Instructions to follow. Your task is to repeat the entries below exactly and to leave their images out.

(Dataset rows for apps and sites)
==========

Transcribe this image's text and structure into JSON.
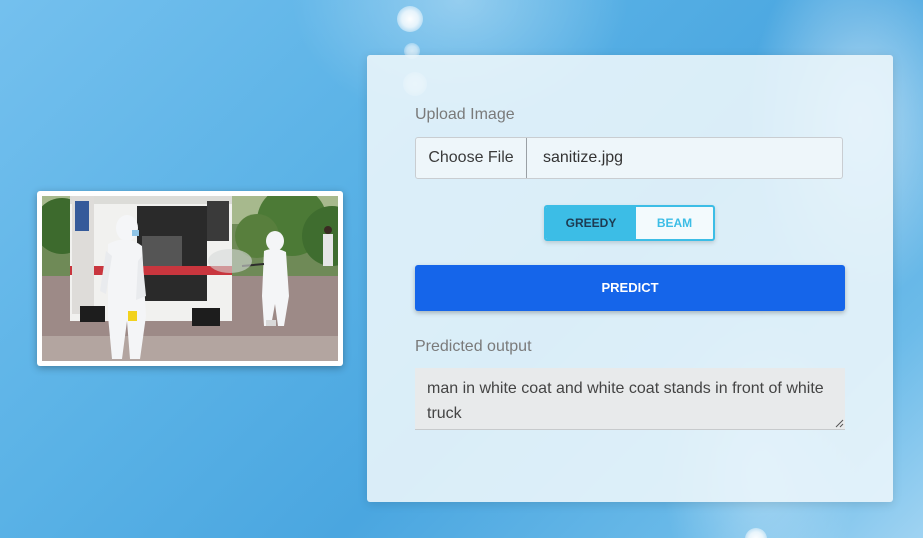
{
  "form": {
    "upload_label": "Upload Image",
    "choose_file_label": "Choose File",
    "file_name": "sanitize.jpg",
    "decoding_options": [
      {
        "label": "GREEDY",
        "selected": true
      },
      {
        "label": "BEAM",
        "selected": false
      }
    ],
    "predict_label": "PREDICT",
    "output_label": "Predicted output",
    "output_text": "man in white coat and white coat stands in front of white truck"
  },
  "colors": {
    "accent": "#3cbde6",
    "primary_button": "#1565ea",
    "panel_background": "#eaf5fb",
    "output_background": "#e8eaeb"
  },
  "icons": {
    "resize_grip": "resize-grip-icon"
  }
}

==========

Answer for this exercise.
Transcribe this image's text and structure into JSON.
{
  "form": {
    "upload_label": "Upload Image",
    "choose_file_label": "Choose File",
    "file_name": "sanitize.jpg",
    "decoding_options": [
      {
        "label": "GREEDY",
        "selected": true
      },
      {
        "label": "BEAM",
        "selected": false
      }
    ],
    "predict_label": "PREDICT",
    "output_label": "Predicted output",
    "output_text": "man in white coat and white coat stands in front of white truck"
  },
  "colors": {
    "accent": "#3cbde6",
    "primary_button": "#1565ea",
    "panel_background": "#eaf5fb",
    "output_background": "#e8eaeb"
  },
  "icons": {
    "resize_grip": "resize-grip-icon"
  }
}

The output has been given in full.